When, in the course of human events, it becomes necessary for one people to dissolve the political bonds which have connected them with another, and to assume among the powers of the earth, the separate and equal station to which the laws of Nature and of Nature’s God entitle them, a decent respect to the opinions of mankind requires that they should declare the causes which impel them to the separation.
We hold these truths to be self-evident, that all men are created equal, that they are endowed by their Creator with certain unalienable rights, that among these are life, liberty and the pursuit of happiness.
Okay, the Declaration of Interdependence sounds a lot like the Declaration of Independence.
By saying that it is a self-evident truth that all humans are created equal and that our inalienable rights include life, liberty, and the pursuit of happiness, our Founding Fathers were telling us that we are all in this together, that we are interdependent, that we have a moral duty to protect these inalienable rights for all humans. President Lincoln, perhaps above all others, was instrumental in making clear that the second sentence of the Declaration was “a moral standard for which the United States should strive,” as Wikipedia puts it.
The double appeal to “Nature” — including the explicit appeal to “the laws of Nature” in the first sentence — is particularly salient. For masters of rhetoric like the authors of the Declaration, a repeated word, especially in an opening sentence, is repeated for the singular purpose of drawing attention to it (see “Why scientists aren’t more persuasive, Part 1“).
Yes, the phrase “laws of nature” meant something different to Jefferson than it does to us (see here). But as a living document, and as a modern Declaration of Interdependence, the words have grown in meaning.

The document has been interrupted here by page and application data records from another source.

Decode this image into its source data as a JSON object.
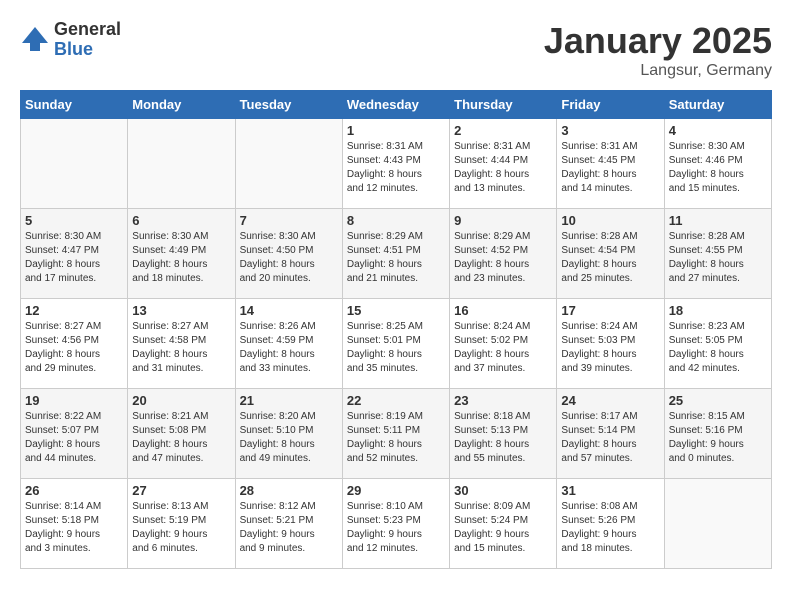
{
  "logo": {
    "general": "General",
    "blue": "Blue"
  },
  "title": "January 2025",
  "subtitle": "Langsur, Germany",
  "weekdays": [
    "Sunday",
    "Monday",
    "Tuesday",
    "Wednesday",
    "Thursday",
    "Friday",
    "Saturday"
  ],
  "weeks": [
    [
      {
        "day": "",
        "info": ""
      },
      {
        "day": "",
        "info": ""
      },
      {
        "day": "",
        "info": ""
      },
      {
        "day": "1",
        "info": "Sunrise: 8:31 AM\nSunset: 4:43 PM\nDaylight: 8 hours\nand 12 minutes."
      },
      {
        "day": "2",
        "info": "Sunrise: 8:31 AM\nSunset: 4:44 PM\nDaylight: 8 hours\nand 13 minutes."
      },
      {
        "day": "3",
        "info": "Sunrise: 8:31 AM\nSunset: 4:45 PM\nDaylight: 8 hours\nand 14 minutes."
      },
      {
        "day": "4",
        "info": "Sunrise: 8:30 AM\nSunset: 4:46 PM\nDaylight: 8 hours\nand 15 minutes."
      }
    ],
    [
      {
        "day": "5",
        "info": "Sunrise: 8:30 AM\nSunset: 4:47 PM\nDaylight: 8 hours\nand 17 minutes."
      },
      {
        "day": "6",
        "info": "Sunrise: 8:30 AM\nSunset: 4:49 PM\nDaylight: 8 hours\nand 18 minutes."
      },
      {
        "day": "7",
        "info": "Sunrise: 8:30 AM\nSunset: 4:50 PM\nDaylight: 8 hours\nand 20 minutes."
      },
      {
        "day": "8",
        "info": "Sunrise: 8:29 AM\nSunset: 4:51 PM\nDaylight: 8 hours\nand 21 minutes."
      },
      {
        "day": "9",
        "info": "Sunrise: 8:29 AM\nSunset: 4:52 PM\nDaylight: 8 hours\nand 23 minutes."
      },
      {
        "day": "10",
        "info": "Sunrise: 8:28 AM\nSunset: 4:54 PM\nDaylight: 8 hours\nand 25 minutes."
      },
      {
        "day": "11",
        "info": "Sunrise: 8:28 AM\nSunset: 4:55 PM\nDaylight: 8 hours\nand 27 minutes."
      }
    ],
    [
      {
        "day": "12",
        "info": "Sunrise: 8:27 AM\nSunset: 4:56 PM\nDaylight: 8 hours\nand 29 minutes."
      },
      {
        "day": "13",
        "info": "Sunrise: 8:27 AM\nSunset: 4:58 PM\nDaylight: 8 hours\nand 31 minutes."
      },
      {
        "day": "14",
        "info": "Sunrise: 8:26 AM\nSunset: 4:59 PM\nDaylight: 8 hours\nand 33 minutes."
      },
      {
        "day": "15",
        "info": "Sunrise: 8:25 AM\nSunset: 5:01 PM\nDaylight: 8 hours\nand 35 minutes."
      },
      {
        "day": "16",
        "info": "Sunrise: 8:24 AM\nSunset: 5:02 PM\nDaylight: 8 hours\nand 37 minutes."
      },
      {
        "day": "17",
        "info": "Sunrise: 8:24 AM\nSunset: 5:03 PM\nDaylight: 8 hours\nand 39 minutes."
      },
      {
        "day": "18",
        "info": "Sunrise: 8:23 AM\nSunset: 5:05 PM\nDaylight: 8 hours\nand 42 minutes."
      }
    ],
    [
      {
        "day": "19",
        "info": "Sunrise: 8:22 AM\nSunset: 5:07 PM\nDaylight: 8 hours\nand 44 minutes."
      },
      {
        "day": "20",
        "info": "Sunrise: 8:21 AM\nSunset: 5:08 PM\nDaylight: 8 hours\nand 47 minutes."
      },
      {
        "day": "21",
        "info": "Sunrise: 8:20 AM\nSunset: 5:10 PM\nDaylight: 8 hours\nand 49 minutes."
      },
      {
        "day": "22",
        "info": "Sunrise: 8:19 AM\nSunset: 5:11 PM\nDaylight: 8 hours\nand 52 minutes."
      },
      {
        "day": "23",
        "info": "Sunrise: 8:18 AM\nSunset: 5:13 PM\nDaylight: 8 hours\nand 55 minutes."
      },
      {
        "day": "24",
        "info": "Sunrise: 8:17 AM\nSunset: 5:14 PM\nDaylight: 8 hours\nand 57 minutes."
      },
      {
        "day": "25",
        "info": "Sunrise: 8:15 AM\nSunset: 5:16 PM\nDaylight: 9 hours\nand 0 minutes."
      }
    ],
    [
      {
        "day": "26",
        "info": "Sunrise: 8:14 AM\nSunset: 5:18 PM\nDaylight: 9 hours\nand 3 minutes."
      },
      {
        "day": "27",
        "info": "Sunrise: 8:13 AM\nSunset: 5:19 PM\nDaylight: 9 hours\nand 6 minutes."
      },
      {
        "day": "28",
        "info": "Sunrise: 8:12 AM\nSunset: 5:21 PM\nDaylight: 9 hours\nand 9 minutes."
      },
      {
        "day": "29",
        "info": "Sunrise: 8:10 AM\nSunset: 5:23 PM\nDaylight: 9 hours\nand 12 minutes."
      },
      {
        "day": "30",
        "info": "Sunrise: 8:09 AM\nSunset: 5:24 PM\nDaylight: 9 hours\nand 15 minutes."
      },
      {
        "day": "31",
        "info": "Sunrise: 8:08 AM\nSunset: 5:26 PM\nDaylight: 9 hours\nand 18 minutes."
      },
      {
        "day": "",
        "info": ""
      }
    ]
  ]
}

It is the laws of Nature, studied and enumerated by scientists, that make clear we are poised to render those unalienable rights all but unattainable for billions of humans on our current path of unrestricted greenhouse gas emissions. It is the laws of Nature that make clear Americans can’t achieve sustainable prosperity if the rest of the world doesn’t, and vice versa.